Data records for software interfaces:
BEGIN

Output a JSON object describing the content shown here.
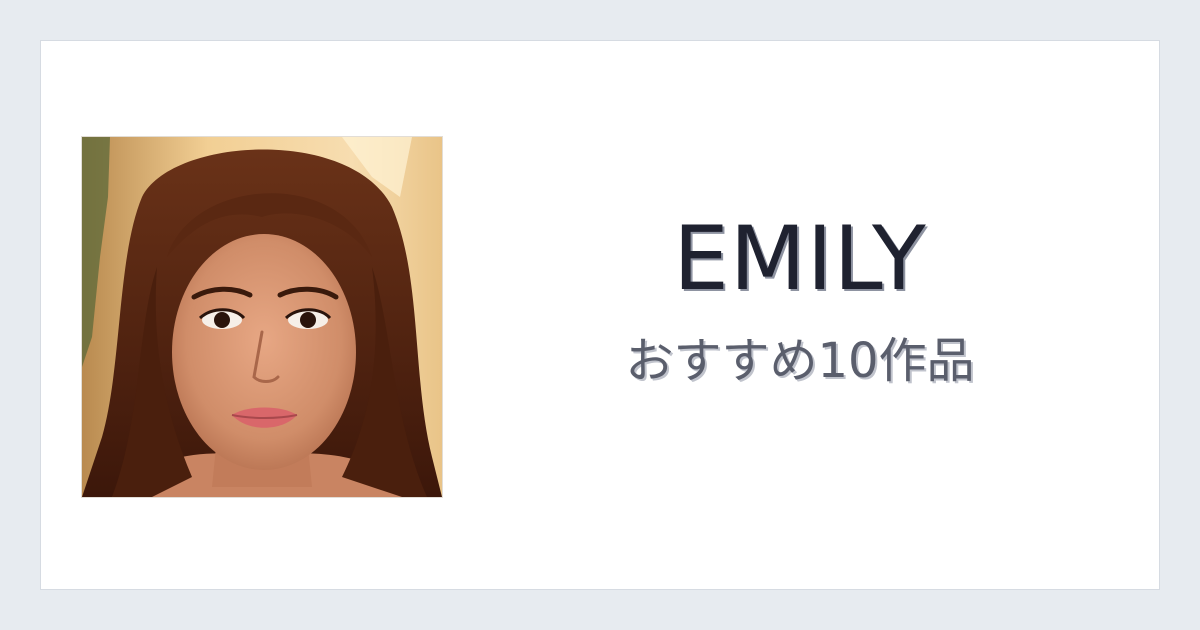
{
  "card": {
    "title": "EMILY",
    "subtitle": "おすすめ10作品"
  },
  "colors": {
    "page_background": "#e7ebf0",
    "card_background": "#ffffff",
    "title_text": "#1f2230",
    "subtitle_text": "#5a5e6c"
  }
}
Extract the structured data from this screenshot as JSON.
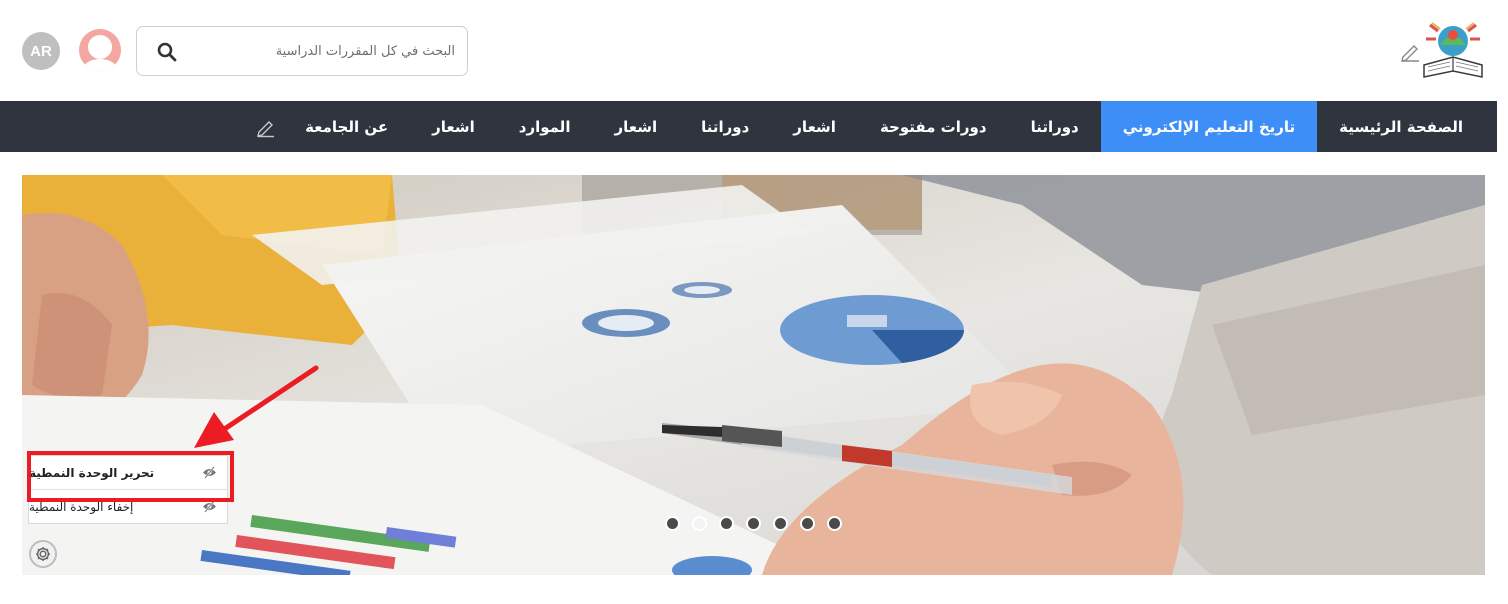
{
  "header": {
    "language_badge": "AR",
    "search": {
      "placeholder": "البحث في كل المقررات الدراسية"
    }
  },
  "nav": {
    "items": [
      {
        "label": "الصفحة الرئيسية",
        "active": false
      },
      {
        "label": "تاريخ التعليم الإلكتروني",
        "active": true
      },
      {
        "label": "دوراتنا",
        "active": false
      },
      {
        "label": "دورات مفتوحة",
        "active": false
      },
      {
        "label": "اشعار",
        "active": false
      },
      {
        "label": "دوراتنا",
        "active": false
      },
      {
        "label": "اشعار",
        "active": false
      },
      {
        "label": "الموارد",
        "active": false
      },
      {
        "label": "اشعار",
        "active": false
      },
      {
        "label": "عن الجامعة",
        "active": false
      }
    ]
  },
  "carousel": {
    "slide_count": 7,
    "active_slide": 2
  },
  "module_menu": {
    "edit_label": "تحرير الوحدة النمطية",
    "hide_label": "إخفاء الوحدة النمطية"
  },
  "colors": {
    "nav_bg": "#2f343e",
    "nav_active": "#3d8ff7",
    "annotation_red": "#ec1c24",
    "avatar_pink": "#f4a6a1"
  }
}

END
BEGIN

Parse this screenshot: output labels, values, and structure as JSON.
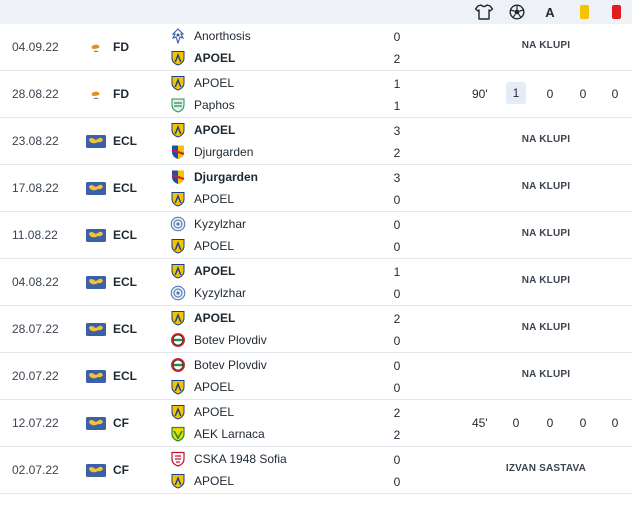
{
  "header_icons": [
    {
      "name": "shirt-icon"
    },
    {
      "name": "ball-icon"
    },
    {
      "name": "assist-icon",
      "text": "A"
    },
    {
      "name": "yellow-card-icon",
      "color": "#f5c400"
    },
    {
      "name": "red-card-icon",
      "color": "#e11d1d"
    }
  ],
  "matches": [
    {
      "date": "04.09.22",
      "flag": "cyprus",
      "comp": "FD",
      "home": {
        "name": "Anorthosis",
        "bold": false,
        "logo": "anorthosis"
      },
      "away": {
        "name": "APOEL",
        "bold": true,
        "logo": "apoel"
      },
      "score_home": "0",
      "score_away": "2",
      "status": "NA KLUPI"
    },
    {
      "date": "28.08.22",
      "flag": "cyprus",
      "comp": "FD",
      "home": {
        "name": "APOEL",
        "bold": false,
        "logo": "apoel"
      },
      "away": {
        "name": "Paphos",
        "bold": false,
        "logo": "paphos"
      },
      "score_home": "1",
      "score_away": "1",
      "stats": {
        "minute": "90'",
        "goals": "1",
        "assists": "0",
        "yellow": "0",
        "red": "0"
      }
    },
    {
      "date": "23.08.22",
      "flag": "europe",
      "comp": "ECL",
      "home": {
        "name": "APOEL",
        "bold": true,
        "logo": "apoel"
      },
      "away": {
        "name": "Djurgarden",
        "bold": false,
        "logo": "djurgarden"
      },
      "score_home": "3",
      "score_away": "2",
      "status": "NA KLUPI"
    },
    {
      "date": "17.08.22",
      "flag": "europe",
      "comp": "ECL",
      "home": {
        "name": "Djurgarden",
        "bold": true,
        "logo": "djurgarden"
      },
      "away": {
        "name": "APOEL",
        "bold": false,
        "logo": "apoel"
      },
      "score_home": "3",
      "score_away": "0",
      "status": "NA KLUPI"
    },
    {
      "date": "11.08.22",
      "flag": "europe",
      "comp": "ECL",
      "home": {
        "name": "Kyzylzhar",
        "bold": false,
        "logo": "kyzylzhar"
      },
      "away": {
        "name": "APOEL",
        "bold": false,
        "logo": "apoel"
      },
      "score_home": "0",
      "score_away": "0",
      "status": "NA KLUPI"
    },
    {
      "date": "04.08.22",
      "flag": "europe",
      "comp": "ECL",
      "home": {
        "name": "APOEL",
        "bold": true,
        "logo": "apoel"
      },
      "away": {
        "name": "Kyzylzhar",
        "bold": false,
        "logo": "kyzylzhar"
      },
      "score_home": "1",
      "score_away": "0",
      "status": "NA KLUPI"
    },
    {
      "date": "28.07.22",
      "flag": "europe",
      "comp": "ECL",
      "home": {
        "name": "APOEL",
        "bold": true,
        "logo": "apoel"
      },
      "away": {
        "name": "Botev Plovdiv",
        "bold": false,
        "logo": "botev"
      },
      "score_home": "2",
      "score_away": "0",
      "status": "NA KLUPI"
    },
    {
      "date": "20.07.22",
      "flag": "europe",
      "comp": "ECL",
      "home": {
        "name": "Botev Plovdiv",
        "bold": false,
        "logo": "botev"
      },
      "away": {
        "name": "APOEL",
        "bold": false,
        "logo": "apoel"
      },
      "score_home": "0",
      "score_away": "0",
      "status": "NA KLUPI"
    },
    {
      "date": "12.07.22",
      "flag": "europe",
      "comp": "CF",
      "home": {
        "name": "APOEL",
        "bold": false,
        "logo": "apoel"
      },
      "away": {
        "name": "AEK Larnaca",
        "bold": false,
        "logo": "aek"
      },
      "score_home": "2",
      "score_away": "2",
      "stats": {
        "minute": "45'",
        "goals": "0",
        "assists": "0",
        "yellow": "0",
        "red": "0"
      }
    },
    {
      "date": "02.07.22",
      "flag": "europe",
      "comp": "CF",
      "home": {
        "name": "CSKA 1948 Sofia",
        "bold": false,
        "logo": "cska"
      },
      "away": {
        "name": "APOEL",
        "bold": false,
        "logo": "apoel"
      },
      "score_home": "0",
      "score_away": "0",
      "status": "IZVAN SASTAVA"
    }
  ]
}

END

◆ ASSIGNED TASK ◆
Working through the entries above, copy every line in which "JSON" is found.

◆ EXERCISE ANSWER ◆
Output a JSON object describing the content shown here.
Extract the structured data from this screenshot as JSON.
Parse this screenshot: output labels, values, and structure as JSON.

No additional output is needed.